Andreessen Horowitz (a16z) has pumped $90 million of funding into Tanium, an enterprise security and systems management company.It was the second largest single investment by the venture capitalist firm and the latest indication that now, more than ever, is a good time to be in the Internet security industry.
The first half of 2014 has been laden with news regarding Internet security breaches. Approximately 5 million credit cards and 500 million online accounts have been compromised as a result of Internet security breaches since the start of 2014, according to data collected by PCWorld.
Heartbleed, a security bug within the OpenSSL framework that is used by two-thirds of all websites, struck in April of this year, affecting massive services like GMail, Netflix, Instagram, and Tumblr. The potential damage has so far largely been contained (although Robert Graham of Errata Security believes over 300,000 servers are still vulnerable), but sophisticated hackers could have conceivably gained access to the secret keys that protect millions of usernames and passwords, emails, and business critical documents.
Meanwhile, a massive security breach at Target, in which hackers gained control of 40 million debit and credit cards and other personal data from 70 million customers, contributed directly to the resignation of the company’s CEO in early May. These incidents, which came in the wake of Edward Snowden’s revelations about certain NSA practices, have underscored the growing importance of IT security as more and more individual and enterprise data migrates online.
Alongside this uptick in high-profile security breaches, two trends have introduced new variables for security firms to deal with; corporate Bring Your Own Device (BYOD) policies and the rapid development of the Internet of Things (IoT). Forrester Research claims that 53 percent of employees who engage in some capacity with IT either use their own personal devices, install unsupported software, or visit unsupported Internet-based services such as Dropbox, Skype, and Twitter to do their jobs. The research firm Gartner reports that the trend will only continue, with 70 percent of mobile professionals conducting their work on personal smart phones, tablets, and other devices by 2018.
But as former NSA director Chris Inglis explained in yesterday’s Wall Street Journal, the stakes involved in protecting proprietary information are higher than ever before. “Any number of companies have suffered the loss of their intellectual property and think they can weather even that, because they’ll out-innovate whatever adversaries they have,” he said in an in interview, “I think that’s increasingly less true than it was 20, 30, 50 years ago.”
Gartner predicts there will be 26 billion IoT units installed by 2020. At the same time, a greater proportion of the industry’s $300 billion in incremental revenue for smart appliances will come from associated oversight and maintenance services, as opposed to the products themselves. Adding connectivity to devices that were previously standalone increases complexity, as IT administrators are forced to manage not only more disparate systems, but a larger number of them. To accommodate the scope of the emergent Internet of Things, and the influence it will exert on the business community, there is a movement to rebrand the term IT Security to something more all-encompassing, like Digital Security.

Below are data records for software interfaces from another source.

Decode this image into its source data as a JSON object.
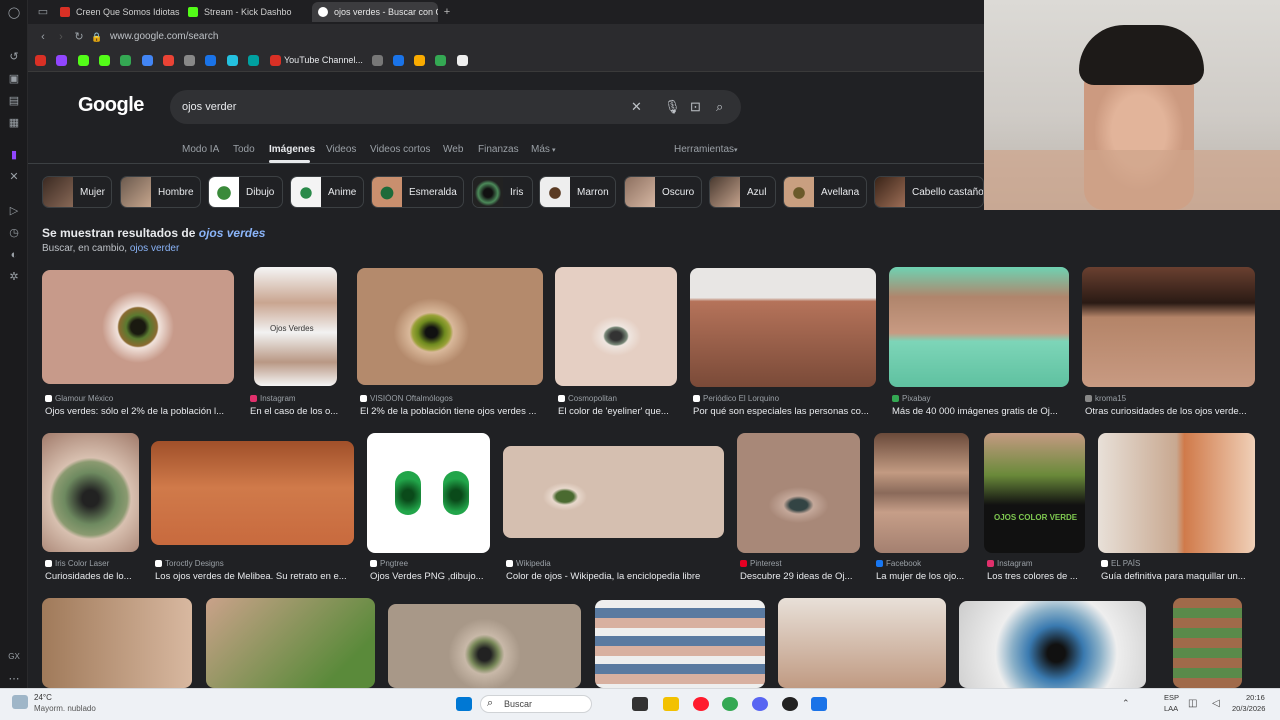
{
  "tabs": [
    {
      "label": "Creen Que Somos Idiotas",
      "color": "#d93025"
    },
    {
      "label": "Stream - Kick Dashbo",
      "color": "#53fc18"
    },
    {
      "label": "ojos verdes - Buscar con G",
      "color": "#4285f4"
    }
  ],
  "address": {
    "url": "www.google.com/search"
  },
  "bookmarks": {
    "youtube_label": "YouTube Channel..."
  },
  "google": {
    "logo": "Google",
    "query": "ojos verder",
    "filters": [
      "Modo IA",
      "Todo",
      "Imágenes",
      "Videos",
      "Videos cortos",
      "Web",
      "Finanzas",
      "Más"
    ],
    "tools_label": "Herramientas"
  },
  "chips": [
    "Mujer",
    "Hombre",
    "Dibujo",
    "Anime",
    "Esmeralda",
    "Iris",
    "Marron",
    "Oscuro",
    "Azul",
    "Avellana",
    "Cabello castaño"
  ],
  "correction": {
    "showing_prefix": "Se muestran resultados de",
    "showing_link": "ojos verdes",
    "instead_prefix": "Buscar, en cambio,",
    "instead_link": "ojos verder"
  },
  "results_row1": [
    {
      "source": "Glamour México",
      "title": "Ojos verdes: sólo el 2% de la población l..."
    },
    {
      "source": "Instagram",
      "title": "En el caso de los o..."
    },
    {
      "source": "VISIÓON Oftalmólogos",
      "title": "El 2% de la población tiene ojos verdes ..."
    },
    {
      "source": "Cosmopolitan",
      "title": "El color de 'eyeliner' que..."
    },
    {
      "source": "Periódico El Lorquino",
      "title": "Por qué son especiales las personas co..."
    },
    {
      "source": "Pixabay",
      "title": "Más de 40 000 imágenes gratis de Oj..."
    },
    {
      "source": "kroma15",
      "title": "Otras curiosidades de los ojos verde..."
    }
  ],
  "results_row2": [
    {
      "source": "Iris Color Laser",
      "title": "Curiosidades de lo..."
    },
    {
      "source": "Toroctly Designs",
      "title": "Los ojos verdes de Melibea. Su retrato en e..."
    },
    {
      "source": "Pngtree",
      "title": "Ojos Verdes PNG ,dibujo..."
    },
    {
      "source": "Wikipedia",
      "title": "Color de ojos - Wikipedia, la enciclopedia libre"
    },
    {
      "source": "Pinterest",
      "title": "Descubre 29 ideas de Oj..."
    },
    {
      "source": "Facebook",
      "title": "La mujer de los ojo..."
    },
    {
      "source": "Instagram",
      "title": "Los tres colores de ..."
    },
    {
      "source": "EL PAÍS",
      "title": "Guía definitiva para maquillar un..."
    }
  ],
  "image_texts": {
    "thumb2": "Ojos Verdes",
    "poster": "OJOS COLOR VERDE"
  },
  "taskbar": {
    "weather_temp": "24°C",
    "weather_desc": "Mayorm. nublado",
    "search_label": "Buscar",
    "lang": "ESP",
    "lang2": "LAA",
    "time": "20:16",
    "date": "20/3/2026"
  }
}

The security industry is recognizing that change is needed if it is to keep pace with the growing demand for its services. Yesterday Symantec, a Fortune 500 software security company, announced at the Clinton Global Initiative Conference that it was launching the Symantec Cyber Career Connection (SC3). The goal of the program is to attack the industry’s estimated 300,000 job shortfall, specifically the 60,000 or so jobs that could be filled without a four-year degree.

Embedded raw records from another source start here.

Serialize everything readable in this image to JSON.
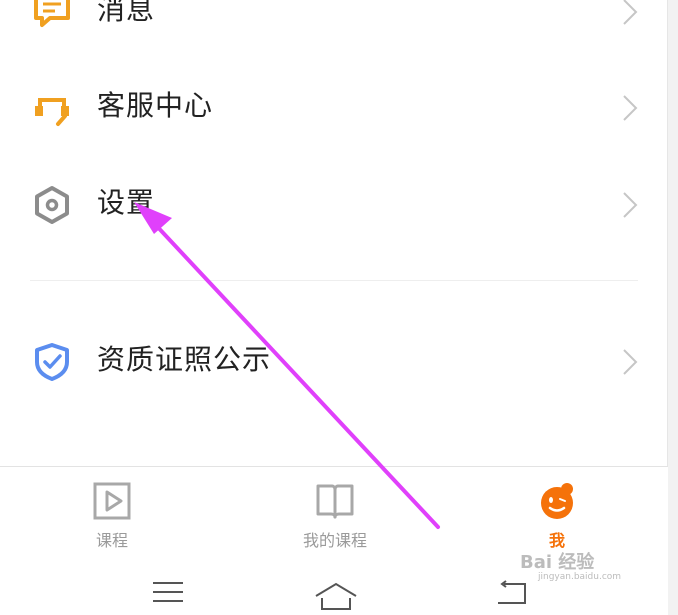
{
  "menu": {
    "messages": {
      "label": "消息",
      "icon": "message-icon"
    },
    "service": {
      "label": "客服中心",
      "icon": "headset-icon"
    },
    "settings": {
      "label": "设置",
      "icon": "settings-hexagon-icon"
    },
    "license": {
      "label": "资质证照公示",
      "icon": "shield-check-icon"
    }
  },
  "tabbar": {
    "courses": {
      "label": "课程",
      "icon": "play-icon"
    },
    "my_courses": {
      "label": "我的课程",
      "icon": "book-icon"
    },
    "me": {
      "label": "我",
      "icon": "mascot-icon"
    }
  },
  "system_nav": {
    "icons": [
      "menu-icon",
      "home-icon",
      "back-icon"
    ]
  },
  "watermark": {
    "text": "Bai 经验",
    "sub": "jingyan.baidu.com"
  },
  "colors": {
    "accent": "#f5720a",
    "annotation_arrow": "#e040fb",
    "service_icon": "#f0a020",
    "shield_icon": "#5b8def"
  }
}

There are also startups that are experimenting with radically alternative ways of thinking about security. One of them is Clef, an Oakland, CA-based digital cryptography company. “Passwords are going to stop working for us,” says CPO Jesse Pollak. “In the next five years they are going to be completely unsustainable.” Clef works by using a smartphone’s digital key to generate a different, 300-character password, or signature, each time users are confronted with a login page. Instead of entering a password, which can be compromised or forgotten, Clef enables users to access their personal online accounts by simply aligning their phone with the screen of a Clef-powered website’s login page.
The digital future will not only generate new companies within the security industry, but new jobs across all sectors. According to Gartner analyst Paul Proctor, by 2017, one-third of all large enterprises will have a digital risk officer, charged with ensuring that all of a firm’s digital data is secure from subversive interference. No matter how competent these digital risk officers might be, however, they and the companies that employ them must be satisfied with a degree of uncertainty. In this day and age, “there is no such thing as perfect protection,” says Proctor. Digital security companies face a daunting task in stemming the tide of attacks, but it remains a vastly profitable one, which is why the likes of Andreessen Horowitz are happy to keep injecting money into the sector.
Five of the biggest digital security investments in 2014 so far
February: Shape Security raised $40m in Series C funding.
February: Cloud security provider Apprity clinched $8m in funding.
March: Wickr, a communications app focusing on security, raised $9m in a Series A round.
March: Endpoint security and data protection specialist Verdasys grabs $12m in fresh funding.
June: Tanium, which specializes in BYOD security, handed $90m by Andreessen Horowitz.